“Katie Couric asked a key question during an interview of some members of our organization,” Philip Van Cleave, president of the Virginia Citizens Defense League, told the Washington Free Beacon. “She then intentionally removed their answers and spliced in nine seconds of some prior video of our members sitting quietly and not responding.

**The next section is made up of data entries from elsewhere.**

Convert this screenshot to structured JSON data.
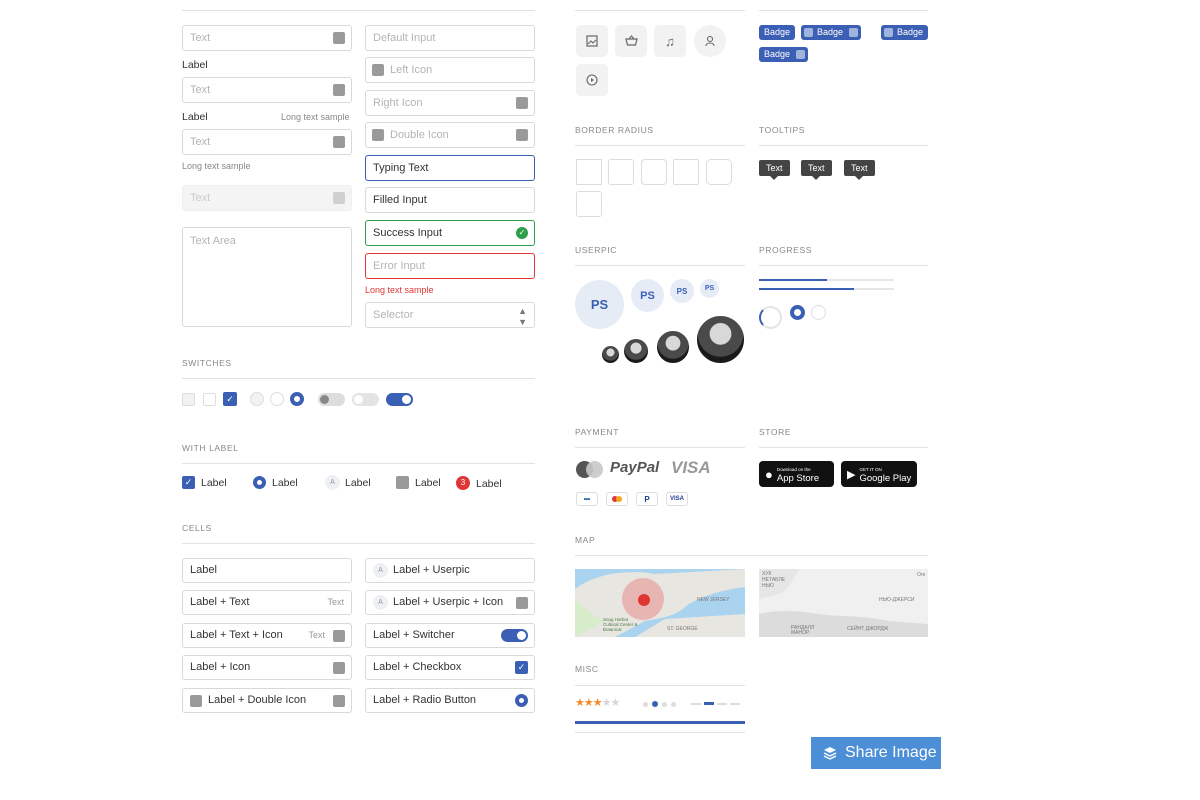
{
  "inputs": {
    "text1": "Text",
    "label1": "Label",
    "text2": "Text",
    "label2": "Label",
    "long_text_right": "Long text sample",
    "text3": "Text",
    "long_text_below": "Long text sample",
    "text_disabled": "Text",
    "textarea": "Text Area",
    "default_input": "Default Input",
    "left_icon": "Left Icon",
    "right_icon": "Right Icon",
    "double_icon": "Double Icon",
    "typing_text": "Typing Text",
    "filled_input": "Filled Input",
    "success_input": "Success Input",
    "error_input": "Error Input",
    "error_text": "Long text sample",
    "selector": "Selector"
  },
  "sections": {
    "switches": "SWITCHES",
    "with_label": "WITH LABEL",
    "cells": "CELLS",
    "border_radius": "BORDER RADIUS",
    "tooltips": "TOOLTIPS",
    "userpic": "USERPIC",
    "progress": "PROGRESS",
    "payment": "PAYMENT",
    "store": "STORE",
    "map": "MAP",
    "misc": "MISC"
  },
  "with_label": [
    "Label",
    "Label",
    "Label",
    "Label",
    "Label"
  ],
  "with_label_count": "3",
  "cells_left": [
    "Label",
    "Label + Text",
    "Label + Text + Icon",
    "Label + Icon",
    "Label + Double Icon"
  ],
  "cells_left_extra": [
    "Text",
    "Text"
  ],
  "cells_right": [
    "Label + Userpic",
    "Label + Userpic + Icon",
    "Label + Switcher",
    "Label + Checkbox",
    "Label + Radio Button"
  ],
  "badges": [
    "Badge",
    "Badge",
    "Badge",
    "Badge"
  ],
  "tooltips": [
    "Text",
    "Text",
    "Text"
  ],
  "userpic_initials": [
    "PS",
    "PS",
    "PS",
    "PS"
  ],
  "payment": {
    "paypal": "PayPal",
    "visa": "VISA",
    "mini_visa": "VISA"
  },
  "store": {
    "app_small": "Download on the",
    "app_big": "App Store",
    "play_small": "GET IT ON",
    "play_big": "Google Play"
  },
  "map": {
    "left_labels": [
      "NEW JERSEY",
      "Snug Harbor Cultural Center & Botanical",
      "ST. GEORGE"
    ],
    "right_labels": [
      "XУК НЕТАБЛЕ НЬЮ",
      "Оге",
      "НЬЮ-ДЖЕРСИ",
      "РАНДАЛЛ МАНОР",
      "СЕЙНТ ДЖОРДЖ"
    ]
  },
  "misc": {
    "rating": 3,
    "rating_max": 5
  },
  "progress": {
    "bar1": 0.5,
    "bar2": 0.7
  },
  "share_button": "Share Image",
  "colors": {
    "accent": "#3b5fb4",
    "success": "#2e9e4a",
    "error": "#e03535",
    "share": "#4c8fd6"
  }
}
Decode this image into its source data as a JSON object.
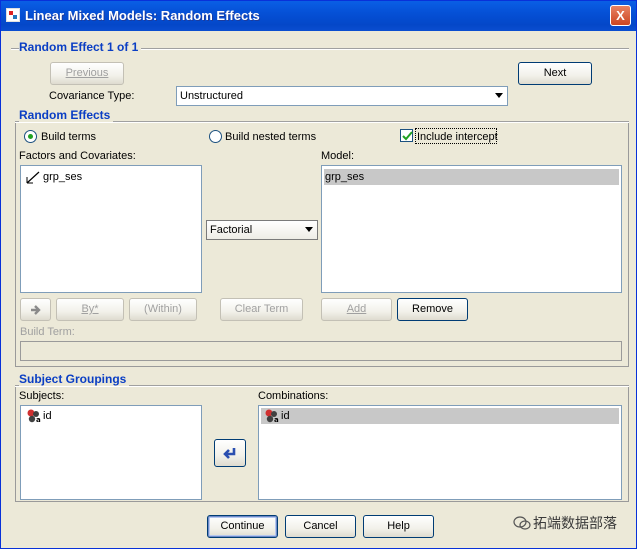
{
  "window": {
    "title": "Linear Mixed Models: Random Effects",
    "close_label": "X"
  },
  "random_effect": {
    "group_title": "Random Effect 1 of 1",
    "previous_label": "Previous",
    "next_label": "Next",
    "covariance_label": "Covariance Type:",
    "covariance_value": "Unstructured"
  },
  "random_effects": {
    "group_title": "Random Effects",
    "build_terms_label": "Build terms",
    "build_nested_label": "Build nested terms",
    "include_intercept_label": "Include intercept",
    "include_intercept_checked": true,
    "factors_label": "Factors and Covariates:",
    "factors": [
      "grp_ses"
    ],
    "model_label": "Model:",
    "model": [
      "grp_ses"
    ],
    "factorial_value": "Factorial",
    "by_label": "By*",
    "within_label": "(Within)",
    "clear_term_label": "Clear Term",
    "add_label": "Add",
    "remove_label": "Remove",
    "build_term_label": "Build Term:",
    "build_term_value": ""
  },
  "subject_groupings": {
    "group_title": "Subject Groupings",
    "subjects_label": "Subjects:",
    "subjects": [
      "id"
    ],
    "combinations_label": "Combinations:",
    "combinations": [
      "id"
    ]
  },
  "footer": {
    "continue_label": "Continue",
    "cancel_label": "Cancel",
    "help_label": "Help"
  },
  "watermark": {
    "text": "拓端数据部落"
  },
  "colors": {
    "title_bar": "#0550d6",
    "group_title": "#0a3ec4",
    "dialog_bg": "#ece9d8",
    "selection": "#c8c8c8"
  },
  "icons": {
    "scale_variable": "scale-variable-icon",
    "nominal_variable": "nominal-variable-icon",
    "move": "arrow-right-icon",
    "move_back": "arrow-left-icon"
  }
}
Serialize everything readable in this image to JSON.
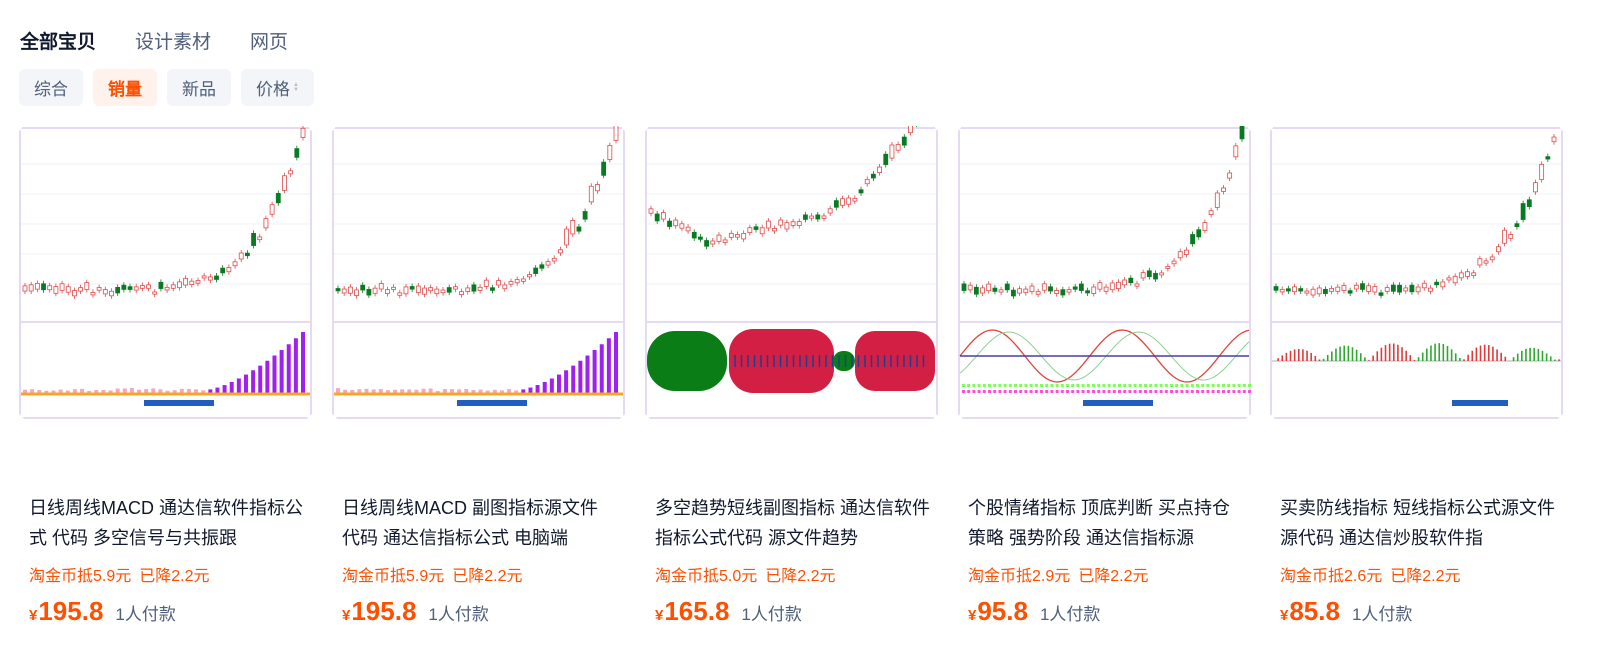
{
  "category_tabs": [
    {
      "label": "全部宝贝",
      "active": true
    },
    {
      "label": "设计素材",
      "active": false
    },
    {
      "label": "网页",
      "active": false
    }
  ],
  "sort_options": [
    {
      "label": "综合",
      "active": false
    },
    {
      "label": "销量",
      "active": true
    },
    {
      "label": "新品",
      "active": false
    },
    {
      "label": "价格",
      "active": false,
      "has_sort_arrows": true
    }
  ],
  "currency_symbol": "¥",
  "products": [
    {
      "title": "日线周线MACD 通达信软件指标公式 代码 多空信号与共振跟",
      "discount": "淘金币抵5.9元",
      "reduced": "已降2.2元",
      "price": "195.8",
      "sales": "1人付款",
      "thumb_style": "macd-purple-bars"
    },
    {
      "title": "日线周线MACD 副图指标源文件 代码 通达信指标公式 电脑端",
      "discount": "淘金币抵5.9元",
      "reduced": "已降2.2元",
      "price": "195.8",
      "sales": "1人付款",
      "thumb_style": "macd-purple-bars"
    },
    {
      "title": "多空趋势短线副图指标 通达信软件指标公式代码 源文件趋势",
      "discount": "淘金币抵5.0元",
      "reduced": "已降2.2元",
      "price": "165.8",
      "sales": "1人付款",
      "thumb_style": "trend-red-green-bands"
    },
    {
      "title": "个股情绪指标 顶底判断 买点持仓策略 强势阶段 通达信指标源",
      "discount": "淘金币抵2.9元",
      "reduced": "已降2.2元",
      "price": "95.8",
      "sales": "1人付款",
      "thumb_style": "sentiment-oscillator"
    },
    {
      "title": "买卖防线指标 短线指标公式源文件源代码 通达信炒股软件指",
      "discount": "淘金币抵2.6元",
      "reduced": "已降2.2元",
      "price": "85.8",
      "sales": "1人付款",
      "thumb_style": "macd-red-green-histogram"
    }
  ],
  "colors": {
    "accent": "#ff5000",
    "accent_bg": "#fff1eb",
    "text_primary": "#11192d",
    "text_secondary": "#50607a",
    "chip_bg": "#f3f5f8",
    "candle_up": "#e24a4a",
    "candle_down": "#0a7a22",
    "macd_purple": "#a020f0",
    "band_red": "#d41f45",
    "band_green": "#0b7d17"
  }
}
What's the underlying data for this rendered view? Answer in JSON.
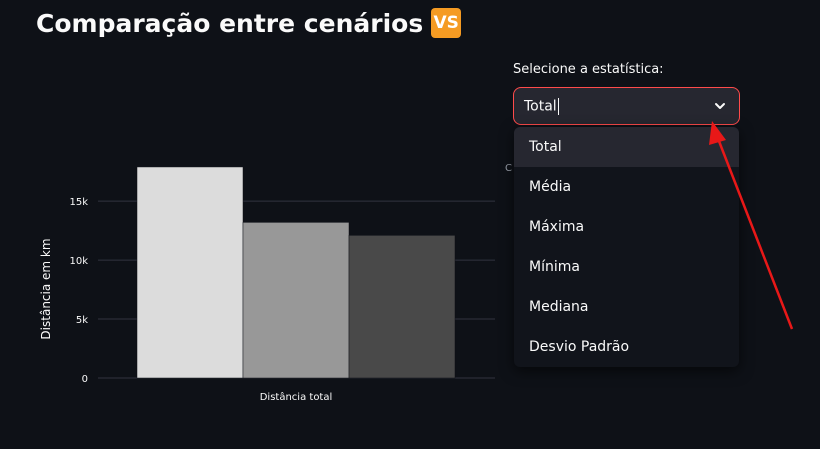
{
  "title": "Comparação entre cenários",
  "title_badge": "VS",
  "select": {
    "label": "Selecione a estatística:",
    "value": "Total",
    "options": [
      "Total",
      "Média",
      "Máxima",
      "Mínima",
      "Mediana",
      "Desvio Padrão"
    ],
    "selected_index": 0
  },
  "partial_text": "C",
  "colors": {
    "background": "#0e1117",
    "accent_border": "#ff4b4b",
    "badge": "#f59b23",
    "annotation_arrow": "#e81818"
  },
  "chart_data": {
    "type": "bar",
    "categories": [
      "Distância total"
    ],
    "series": [
      {
        "values": [
          17900
        ],
        "color": "#dcdcdc"
      },
      {
        "values": [
          13200
        ],
        "color": "#989898"
      },
      {
        "values": [
          12100
        ],
        "color": "#494949"
      }
    ],
    "xlabel": "Distância total",
    "ylabel": "Distância em km",
    "ylim": [
      0,
      19000
    ],
    "yticks": [
      0,
      5000,
      10000,
      15000
    ],
    "ytick_labels": [
      "0",
      "5k",
      "10k",
      "15k"
    ],
    "grid": true
  }
}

Viewers are left with the misunderstanding that the members had no answer to her question.”
2. The Director Defended the Editing Decision
In response to this story coming to light, Under the Gun director Stephanie Soechtig issued an apology but defended the decision to edit this silence into the film.
“I never intended to make anyone look bad and I apologize if anyone felt that way,” she said. “…My intention was to provide a pause for the viewer to have a moment to consider this important question before presenting the facts on Americans’ opinions on background checks.”
Elaborating in an interview with The Wrap, Soechtig said that she would never misrepresent someone’s point of view and she does not believe her film did so. “I don’t think I misrepresented gun owners or the people featured in the film,” she explained.
Epix, the television network that aired the documentary, also came out and said that they stood by the movie. “We encourage people to watch the film and decide for themselves,” they said in a statement.
3. Couric Said She Is ‘Very Proud’ of the Film
Katie Couric herself got behind Stephanie Soechtig’s statement and did not apologize for the movie. “I support Stephanie’s statement and am very proud of the film,” she said.
A source familiar with Couric, however, told The Wrap that Couric has admitted this editing was a poor choice.
“This was an unnecessary mistake,” the source said. “It did not represent editing someone’s sentences, there was no factual error, this is not a mistake that is a substantive mistake. It could have been avoided…This was a poor decision that was made and it involves silence.”
According to NPR, Couric was unsure if this pause was a good idea prior to the documentary’s release. A spokesperson for the project told NPR, “Katie questioned the pause, but the director made the decision to use it to lead into the discussion of the hole in background checks.”
4. Sarah Palin Has Joined the Anti-Couric Crusade
Former Alaska Governor Sarah Palin has joined in on the Couric backlash on her Facebook page. She sarcastically wrote that Couric would never edit an interview to make a conservative look bad.
She’s referring to her own infamous and disastrous interview with Couric in 2008 which Palin has said was edited in order to make her appear stupid.
“When I saw the final cut, it was clear that CBS sought out the bad moments, and systematically sliced out material that would accurately convey my message,” she said, according to The Huffington Post. She also has accused Couric of hammering her with “repetitive, biased questions,” while not claiming that her statements themselves were twisted as has been alleged with Under the Gun.
5. The Huffington Post and NPR Have Come Out Against Couric
Though the story was initially picked up primarily by conservative websites such as The Blaze and Breitbart, it has expanded far beyond the conservative blogosphere. The Huffington Post, a traditionally more liberal news outlet, has also attacked Couric for her film.
“The end result here is a documentary that does a great disservice to its audience, arming viewers with the false assurance that a tough question didn’t receive an answer, when in fact it did,” wrote Jason Linkins.
An article on NPR also argues that Couric made the wrong call. “This manipulation — and that’s what it was — would not pass muster at NPR under its principles for fairness in handling interviews,” the piece reads.